[Start of section]

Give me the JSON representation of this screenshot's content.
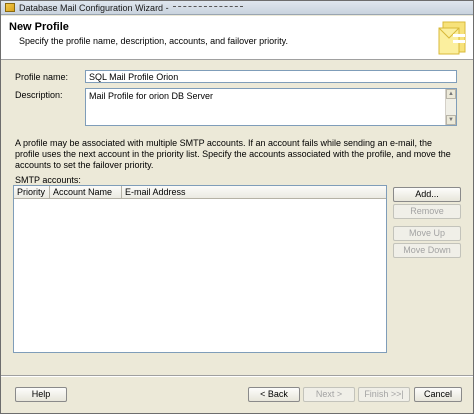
{
  "window": {
    "title": "Database Mail Configuration Wizard -"
  },
  "header": {
    "title": "New Profile",
    "subtitle": "Specify the profile name, description, accounts, and failover priority."
  },
  "form": {
    "profile_name_label": "Profile name:",
    "profile_name_value": "SQL Mail Profile Orion",
    "description_label": "Description:",
    "description_value": "Mail Profile for orion DB Server"
  },
  "info_text": "A profile may be associated with multiple SMTP accounts. If an account fails while sending an e-mail, the profile uses the next account in the priority list. Specify the accounts associated with the profile, and move the accounts to set the failover priority.",
  "smtp": {
    "label": "SMTP accounts:",
    "columns": [
      "Priority",
      "Account Name",
      "E-mail Address"
    ]
  },
  "side_buttons": {
    "add": "Add...",
    "remove": "Remove",
    "move_up": "Move Up",
    "move_down": "Move Down"
  },
  "footer": {
    "help": "Help",
    "back": "< Back",
    "next": "Next >",
    "finish": "Finish >>|",
    "cancel": "Cancel"
  },
  "colors": {
    "dialog_bg": "#ece9d8",
    "field_border": "#7f9db9",
    "disabled_text": "#a3a3a3"
  }
}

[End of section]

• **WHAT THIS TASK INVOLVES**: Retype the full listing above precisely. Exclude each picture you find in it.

• **TASK OUTPUT**:
Give me the JSON representation of this screenshot's content.
{
  "window": {
    "title": "Database Mail Configuration Wizard -"
  },
  "header": {
    "title": "New Profile",
    "subtitle": "Specify the profile name, description, accounts, and failover priority."
  },
  "form": {
    "profile_name_label": "Profile name:",
    "profile_name_value": "SQL Mail Profile Orion",
    "description_label": "Description:",
    "description_value": "Mail Profile for orion DB Server"
  },
  "info_text": "A profile may be associated with multiple SMTP accounts. If an account fails while sending an e-mail, the profile uses the next account in the priority list. Specify the accounts associated with the profile, and move the accounts to set the failover priority.",
  "smtp": {
    "label": "SMTP accounts:",
    "columns": [
      "Priority",
      "Account Name",
      "E-mail Address"
    ]
  },
  "side_buttons": {
    "add": "Add...",
    "remove": "Remove",
    "move_up": "Move Up",
    "move_down": "Move Down"
  },
  "footer": {
    "help": "Help",
    "back": "< Back",
    "next": "Next >",
    "finish": "Finish >>|",
    "cancel": "Cancel"
  },
  "colors": {
    "dialog_bg": "#ece9d8",
    "field_border": "#7f9db9",
    "disabled_text": "#a3a3a3"
  }
}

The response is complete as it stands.